Line by line, output the entries below exactly as they appear.

*-*-*

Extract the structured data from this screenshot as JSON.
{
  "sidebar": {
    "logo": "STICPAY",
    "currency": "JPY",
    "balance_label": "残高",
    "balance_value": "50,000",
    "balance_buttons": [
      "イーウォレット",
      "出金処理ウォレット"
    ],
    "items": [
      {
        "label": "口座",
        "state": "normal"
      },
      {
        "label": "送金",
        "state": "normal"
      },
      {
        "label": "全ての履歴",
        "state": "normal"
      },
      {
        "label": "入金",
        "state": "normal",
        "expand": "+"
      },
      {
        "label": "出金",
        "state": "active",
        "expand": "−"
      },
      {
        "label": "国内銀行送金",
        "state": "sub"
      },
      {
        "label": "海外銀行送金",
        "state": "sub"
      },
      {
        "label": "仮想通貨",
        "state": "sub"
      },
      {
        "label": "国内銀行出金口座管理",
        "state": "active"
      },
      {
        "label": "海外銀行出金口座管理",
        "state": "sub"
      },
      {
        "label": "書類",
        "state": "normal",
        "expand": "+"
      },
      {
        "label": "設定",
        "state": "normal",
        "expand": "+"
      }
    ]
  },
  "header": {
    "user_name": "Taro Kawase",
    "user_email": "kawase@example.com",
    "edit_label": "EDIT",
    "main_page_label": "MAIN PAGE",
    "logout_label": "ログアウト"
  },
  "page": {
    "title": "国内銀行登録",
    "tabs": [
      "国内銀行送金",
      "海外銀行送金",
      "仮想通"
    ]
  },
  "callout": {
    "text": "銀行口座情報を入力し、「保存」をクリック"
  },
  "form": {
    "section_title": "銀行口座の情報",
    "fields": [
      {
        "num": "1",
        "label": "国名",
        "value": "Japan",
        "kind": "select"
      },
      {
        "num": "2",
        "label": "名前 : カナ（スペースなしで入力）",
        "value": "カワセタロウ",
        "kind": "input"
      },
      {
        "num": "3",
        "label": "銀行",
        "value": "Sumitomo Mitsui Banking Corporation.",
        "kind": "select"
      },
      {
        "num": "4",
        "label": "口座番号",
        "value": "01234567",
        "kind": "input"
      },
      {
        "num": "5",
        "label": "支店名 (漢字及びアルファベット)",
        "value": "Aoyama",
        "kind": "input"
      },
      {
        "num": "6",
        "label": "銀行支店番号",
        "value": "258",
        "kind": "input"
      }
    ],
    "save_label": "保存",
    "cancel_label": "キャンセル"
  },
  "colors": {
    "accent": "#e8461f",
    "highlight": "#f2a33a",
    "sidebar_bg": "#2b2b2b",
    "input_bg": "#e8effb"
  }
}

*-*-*

- **Task solution**
Extract the structured data from this screenshot as JSON.
{
  "sidebar": {
    "logo": "STICPAY",
    "currency": "JPY",
    "balance_label": "残高",
    "balance_value": "50,000",
    "balance_buttons": [
      "イーウォレット",
      "出金処理ウォレット"
    ],
    "items": [
      {
        "label": "口座",
        "state": "normal"
      },
      {
        "label": "送金",
        "state": "normal"
      },
      {
        "label": "全ての履歴",
        "state": "normal"
      },
      {
        "label": "入金",
        "state": "normal",
        "expand": "+"
      },
      {
        "label": "出金",
        "state": "active",
        "expand": "−"
      },
      {
        "label": "国内銀行送金",
        "state": "sub"
      },
      {
        "label": "海外銀行送金",
        "state": "sub"
      },
      {
        "label": "仮想通貨",
        "state": "sub"
      },
      {
        "label": "国内銀行出金口座管理",
        "state": "active"
      },
      {
        "label": "海外銀行出金口座管理",
        "state": "sub"
      },
      {
        "label": "書類",
        "state": "normal",
        "expand": "+"
      },
      {
        "label": "設定",
        "state": "normal",
        "expand": "+"
      }
    ]
  },
  "header": {
    "user_name": "Taro Kawase",
    "user_email": "kawase@example.com",
    "edit_label": "EDIT",
    "main_page_label": "MAIN PAGE",
    "logout_label": "ログアウト"
  },
  "page": {
    "title": "国内銀行登録",
    "tabs": [
      "国内銀行送金",
      "海外銀行送金",
      "仮想通"
    ]
  },
  "callout": {
    "text": "銀行口座情報を入力し、「保存」をクリック"
  },
  "form": {
    "section_title": "銀行口座の情報",
    "fields": [
      {
        "num": "1",
        "label": "国名",
        "value": "Japan",
        "kind": "select"
      },
      {
        "num": "2",
        "label": "名前 : カナ（スペースなしで入力）",
        "value": "カワセタロウ",
        "kind": "input"
      },
      {
        "num": "3",
        "label": "銀行",
        "value": "Sumitomo Mitsui Banking Corporation.",
        "kind": "select"
      },
      {
        "num": "4",
        "label": "口座番号",
        "value": "01234567",
        "kind": "input"
      },
      {
        "num": "5",
        "label": "支店名 (漢字及びアルファベット)",
        "value": "Aoyama",
        "kind": "input"
      },
      {
        "num": "6",
        "label": "銀行支店番号",
        "value": "258",
        "kind": "input"
      }
    ],
    "save_label": "保存",
    "cancel_label": "キャンセル"
  },
  "colors": {
    "accent": "#e8461f",
    "highlight": "#f2a33a",
    "sidebar_bg": "#2b2b2b",
    "input_bg": "#e8effb"
  }
}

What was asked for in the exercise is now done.